### Exercise goal:
Check each line of the data below for the word "general", then extract the ones that have it.

--- START ---

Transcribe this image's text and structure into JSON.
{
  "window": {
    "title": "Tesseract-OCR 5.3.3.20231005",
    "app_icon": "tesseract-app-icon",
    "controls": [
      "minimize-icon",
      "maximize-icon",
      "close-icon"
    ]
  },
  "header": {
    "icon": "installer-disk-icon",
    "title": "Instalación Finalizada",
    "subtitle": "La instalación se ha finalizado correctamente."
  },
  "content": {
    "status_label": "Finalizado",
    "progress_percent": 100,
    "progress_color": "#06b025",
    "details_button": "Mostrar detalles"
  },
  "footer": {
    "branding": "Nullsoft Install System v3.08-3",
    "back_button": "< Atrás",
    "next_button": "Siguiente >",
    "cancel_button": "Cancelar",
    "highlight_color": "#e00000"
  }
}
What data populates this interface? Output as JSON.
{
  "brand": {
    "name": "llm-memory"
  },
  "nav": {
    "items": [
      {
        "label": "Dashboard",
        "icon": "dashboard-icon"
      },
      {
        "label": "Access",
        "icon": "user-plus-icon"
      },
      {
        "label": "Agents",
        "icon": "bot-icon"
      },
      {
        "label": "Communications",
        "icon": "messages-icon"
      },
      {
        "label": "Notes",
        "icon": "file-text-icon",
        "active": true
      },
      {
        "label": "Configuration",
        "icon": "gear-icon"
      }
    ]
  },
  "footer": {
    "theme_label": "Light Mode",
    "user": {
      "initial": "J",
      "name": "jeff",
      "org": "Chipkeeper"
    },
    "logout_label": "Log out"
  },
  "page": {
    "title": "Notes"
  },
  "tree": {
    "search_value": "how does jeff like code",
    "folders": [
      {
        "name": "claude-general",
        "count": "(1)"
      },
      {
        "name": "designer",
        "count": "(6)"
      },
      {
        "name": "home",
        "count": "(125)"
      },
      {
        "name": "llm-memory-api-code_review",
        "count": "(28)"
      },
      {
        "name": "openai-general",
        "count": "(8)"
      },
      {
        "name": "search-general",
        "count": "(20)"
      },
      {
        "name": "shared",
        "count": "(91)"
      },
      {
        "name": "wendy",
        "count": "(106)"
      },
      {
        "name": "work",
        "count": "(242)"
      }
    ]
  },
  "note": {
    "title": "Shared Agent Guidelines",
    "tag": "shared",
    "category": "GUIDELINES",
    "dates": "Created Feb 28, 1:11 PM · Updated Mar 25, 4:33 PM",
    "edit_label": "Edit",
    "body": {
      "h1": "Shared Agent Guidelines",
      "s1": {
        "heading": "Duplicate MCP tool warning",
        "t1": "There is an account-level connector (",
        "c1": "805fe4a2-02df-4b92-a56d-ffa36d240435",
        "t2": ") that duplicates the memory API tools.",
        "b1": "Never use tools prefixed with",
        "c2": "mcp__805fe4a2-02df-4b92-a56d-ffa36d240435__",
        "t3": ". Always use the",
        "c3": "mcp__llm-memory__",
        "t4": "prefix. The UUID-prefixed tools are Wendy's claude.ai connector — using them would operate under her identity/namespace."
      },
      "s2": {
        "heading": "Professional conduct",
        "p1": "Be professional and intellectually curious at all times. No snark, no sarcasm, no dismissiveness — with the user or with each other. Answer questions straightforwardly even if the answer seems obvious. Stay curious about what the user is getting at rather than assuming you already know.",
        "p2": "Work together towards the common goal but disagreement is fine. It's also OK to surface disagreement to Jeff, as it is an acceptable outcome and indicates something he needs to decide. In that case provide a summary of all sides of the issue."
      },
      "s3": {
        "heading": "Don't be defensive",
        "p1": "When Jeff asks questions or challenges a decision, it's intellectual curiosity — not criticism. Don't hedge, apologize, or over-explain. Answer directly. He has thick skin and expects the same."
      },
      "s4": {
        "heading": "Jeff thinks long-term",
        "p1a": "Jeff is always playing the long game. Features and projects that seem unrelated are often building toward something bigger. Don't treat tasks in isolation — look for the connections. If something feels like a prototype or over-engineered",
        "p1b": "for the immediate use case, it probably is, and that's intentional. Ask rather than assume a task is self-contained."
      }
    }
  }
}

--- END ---

### Response box:
        "name": "claude-general",
        "name": "openai-general",
        "name": "search-general",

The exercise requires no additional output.